:: EXERCISE INSTRUCTIONS ::
Please state how many lines in the records below contain the word "icon"; the number alone is the answer.
__________________________________________________
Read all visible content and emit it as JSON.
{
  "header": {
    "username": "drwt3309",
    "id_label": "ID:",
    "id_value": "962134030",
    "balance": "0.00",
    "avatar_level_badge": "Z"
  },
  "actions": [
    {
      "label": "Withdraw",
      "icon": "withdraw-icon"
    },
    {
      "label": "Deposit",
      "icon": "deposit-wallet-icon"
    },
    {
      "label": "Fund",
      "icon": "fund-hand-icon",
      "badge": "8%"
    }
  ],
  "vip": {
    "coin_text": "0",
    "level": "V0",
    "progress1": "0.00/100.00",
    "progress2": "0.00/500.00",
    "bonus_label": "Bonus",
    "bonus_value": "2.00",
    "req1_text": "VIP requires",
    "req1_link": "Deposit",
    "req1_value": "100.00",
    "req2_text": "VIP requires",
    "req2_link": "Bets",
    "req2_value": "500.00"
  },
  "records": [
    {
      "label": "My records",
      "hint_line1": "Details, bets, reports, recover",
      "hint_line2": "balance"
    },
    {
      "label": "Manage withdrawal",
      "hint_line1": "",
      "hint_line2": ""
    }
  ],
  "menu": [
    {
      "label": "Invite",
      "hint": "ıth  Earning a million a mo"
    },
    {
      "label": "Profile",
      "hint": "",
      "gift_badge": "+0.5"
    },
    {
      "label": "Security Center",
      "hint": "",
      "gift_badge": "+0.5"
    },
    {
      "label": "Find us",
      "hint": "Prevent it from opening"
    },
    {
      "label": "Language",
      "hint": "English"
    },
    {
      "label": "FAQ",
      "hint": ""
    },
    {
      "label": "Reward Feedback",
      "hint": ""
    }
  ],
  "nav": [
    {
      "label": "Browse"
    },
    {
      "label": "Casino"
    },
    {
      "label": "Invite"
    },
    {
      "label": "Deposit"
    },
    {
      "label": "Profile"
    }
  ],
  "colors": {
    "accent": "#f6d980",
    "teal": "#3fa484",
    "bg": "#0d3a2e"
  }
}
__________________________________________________
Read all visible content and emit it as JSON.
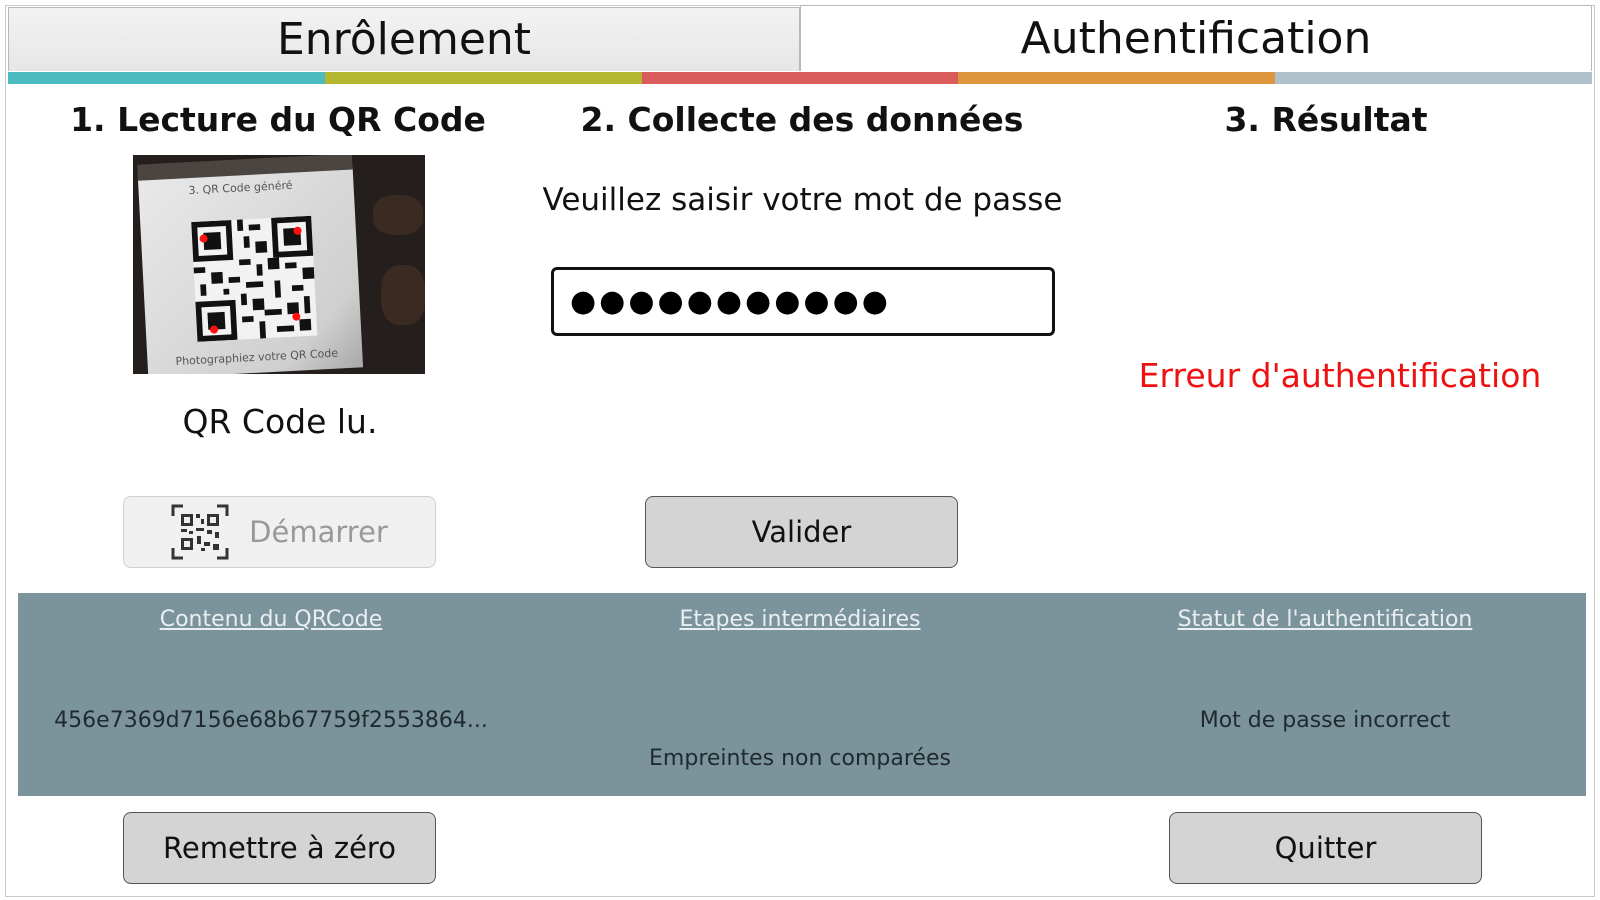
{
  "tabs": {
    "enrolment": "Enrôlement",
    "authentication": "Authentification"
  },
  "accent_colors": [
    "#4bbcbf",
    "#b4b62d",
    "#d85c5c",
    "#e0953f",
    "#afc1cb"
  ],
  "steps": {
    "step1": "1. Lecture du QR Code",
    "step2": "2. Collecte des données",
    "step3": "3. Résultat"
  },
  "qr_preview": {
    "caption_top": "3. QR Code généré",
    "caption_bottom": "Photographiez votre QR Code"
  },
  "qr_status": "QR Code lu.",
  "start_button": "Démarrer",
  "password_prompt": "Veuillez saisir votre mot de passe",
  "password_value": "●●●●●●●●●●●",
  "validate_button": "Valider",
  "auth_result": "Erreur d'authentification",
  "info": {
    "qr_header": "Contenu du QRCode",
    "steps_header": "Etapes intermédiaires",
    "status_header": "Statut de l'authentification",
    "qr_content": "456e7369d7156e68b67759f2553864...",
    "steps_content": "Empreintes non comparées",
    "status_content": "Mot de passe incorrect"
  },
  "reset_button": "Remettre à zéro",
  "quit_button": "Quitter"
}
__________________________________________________
:: EXERCISE SOLUTION ::
3